Once your position is established, just push with your right leg while you pull with your left foot, acting a lot like a kani basami (scissor kick takedown), forcing your opponent to sit down on the mat. Once he or she sits, you should be able to establish your preferred leg position (for me, it's always over/under). Keeping a grip on their right leg with your left hand is useful, even while you're finishing up your leg positioning at the very end (right before the submission), as you can keep your opponent from using a "buddy system" to defend (bringing their free leg into play).

Fifty Fifty Heel Hook From Knee on Belly

This technique works best during the guard pass, before your opponent has established a very low knee on stomach position. The idea is to come in behind their leg in the space in between their calf and thigh, hooking your free leg through to set up a fifty-fifty position.

As your opponent passes to your right, looking to establish knee on belly, angle away from them with your hips (but don't turn away—just spin like a record or lazy Susan). From here, you have the distance you need to shoot your left leg through the space mentioned above, bringing it in front of their right (lead) leg. All that's left to do is to triangle your legs just behind your opponent's knee, and from there you can bring them to the ground, ready to finish the inverted heel hook. For another look at the specific finish, visit our leglocks from the knee cut pass tutorial.

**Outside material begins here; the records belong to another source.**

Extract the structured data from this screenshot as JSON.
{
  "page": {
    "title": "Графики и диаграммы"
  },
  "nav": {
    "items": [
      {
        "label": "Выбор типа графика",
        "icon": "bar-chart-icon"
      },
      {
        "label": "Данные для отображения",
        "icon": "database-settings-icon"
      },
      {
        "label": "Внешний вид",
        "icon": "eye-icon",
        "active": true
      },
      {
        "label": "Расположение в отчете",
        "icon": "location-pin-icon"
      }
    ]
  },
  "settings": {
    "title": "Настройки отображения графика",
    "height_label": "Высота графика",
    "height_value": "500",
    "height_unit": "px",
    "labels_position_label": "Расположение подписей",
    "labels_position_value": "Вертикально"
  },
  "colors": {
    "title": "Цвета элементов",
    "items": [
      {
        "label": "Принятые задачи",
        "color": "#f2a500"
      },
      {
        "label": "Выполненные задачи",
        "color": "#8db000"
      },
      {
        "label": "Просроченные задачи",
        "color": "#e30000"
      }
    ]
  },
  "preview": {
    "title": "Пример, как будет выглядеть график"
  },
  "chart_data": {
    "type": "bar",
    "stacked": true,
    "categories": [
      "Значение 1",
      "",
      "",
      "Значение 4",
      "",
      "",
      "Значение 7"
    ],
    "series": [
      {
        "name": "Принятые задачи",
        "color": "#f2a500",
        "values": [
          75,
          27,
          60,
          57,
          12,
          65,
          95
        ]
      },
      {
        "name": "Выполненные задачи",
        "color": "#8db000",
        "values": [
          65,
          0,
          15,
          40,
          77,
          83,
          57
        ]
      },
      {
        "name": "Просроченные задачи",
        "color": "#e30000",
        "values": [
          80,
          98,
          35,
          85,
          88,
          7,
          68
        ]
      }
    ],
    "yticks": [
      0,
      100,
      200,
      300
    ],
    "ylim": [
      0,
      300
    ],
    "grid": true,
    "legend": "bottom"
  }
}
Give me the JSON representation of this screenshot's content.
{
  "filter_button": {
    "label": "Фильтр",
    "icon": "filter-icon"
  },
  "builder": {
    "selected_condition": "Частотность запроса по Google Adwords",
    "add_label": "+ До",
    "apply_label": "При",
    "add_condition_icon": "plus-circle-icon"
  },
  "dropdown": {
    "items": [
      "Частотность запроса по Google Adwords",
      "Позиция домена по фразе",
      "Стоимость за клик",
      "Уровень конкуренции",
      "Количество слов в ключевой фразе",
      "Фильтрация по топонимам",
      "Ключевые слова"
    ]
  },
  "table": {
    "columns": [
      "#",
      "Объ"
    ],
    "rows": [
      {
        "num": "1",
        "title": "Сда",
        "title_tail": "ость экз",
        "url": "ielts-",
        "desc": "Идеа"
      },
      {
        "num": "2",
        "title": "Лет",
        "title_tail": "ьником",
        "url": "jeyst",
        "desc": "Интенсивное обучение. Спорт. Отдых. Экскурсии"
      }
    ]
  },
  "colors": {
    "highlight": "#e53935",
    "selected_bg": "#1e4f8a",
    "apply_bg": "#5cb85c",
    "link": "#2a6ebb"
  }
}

Leg Drag Pass Counter to Heel Hook

This is one of my favorite counters to a very popular pass. Like many other techniques, it involves understanding what your opponent is trying to do before they accomplish what they've set out to do. As your partner tries dragging your right leg across their body to the opposite side, step on their right hip to stop them from dragging your leg further. This has been amazingly effective for me, even against seasoned leg drag passers.

From here, you can easily snake your free left leg underneath them, ultimately stepping on top of your right foot with your left foot. This gives you the ability to control their right leg, forcing them to sit down by turning their knee out (also commonly referred to as "reaping"). The outside heel hook is an easy finish from here.

Other Utilitarian Movements

Although all of these finishes are heel hooks, keep in mind that you could easily adapt elements of all of these techniques to either improve your position (with a sweep, a pass, or a guard recovery), or finish a different leg attack that is legal in all divisions (the straight ankle lock, or "footlock", is generally always legal for adults).

Whenever practicing heel hooks, be absolutely certain that it's okay to use them at your gym! If you're unsure, just check with your instructor. If you can't use heel hooks for some reason, start thinking about how to modify the techniques. As always, if you have suggestions or comments, please do feel free to leave them here!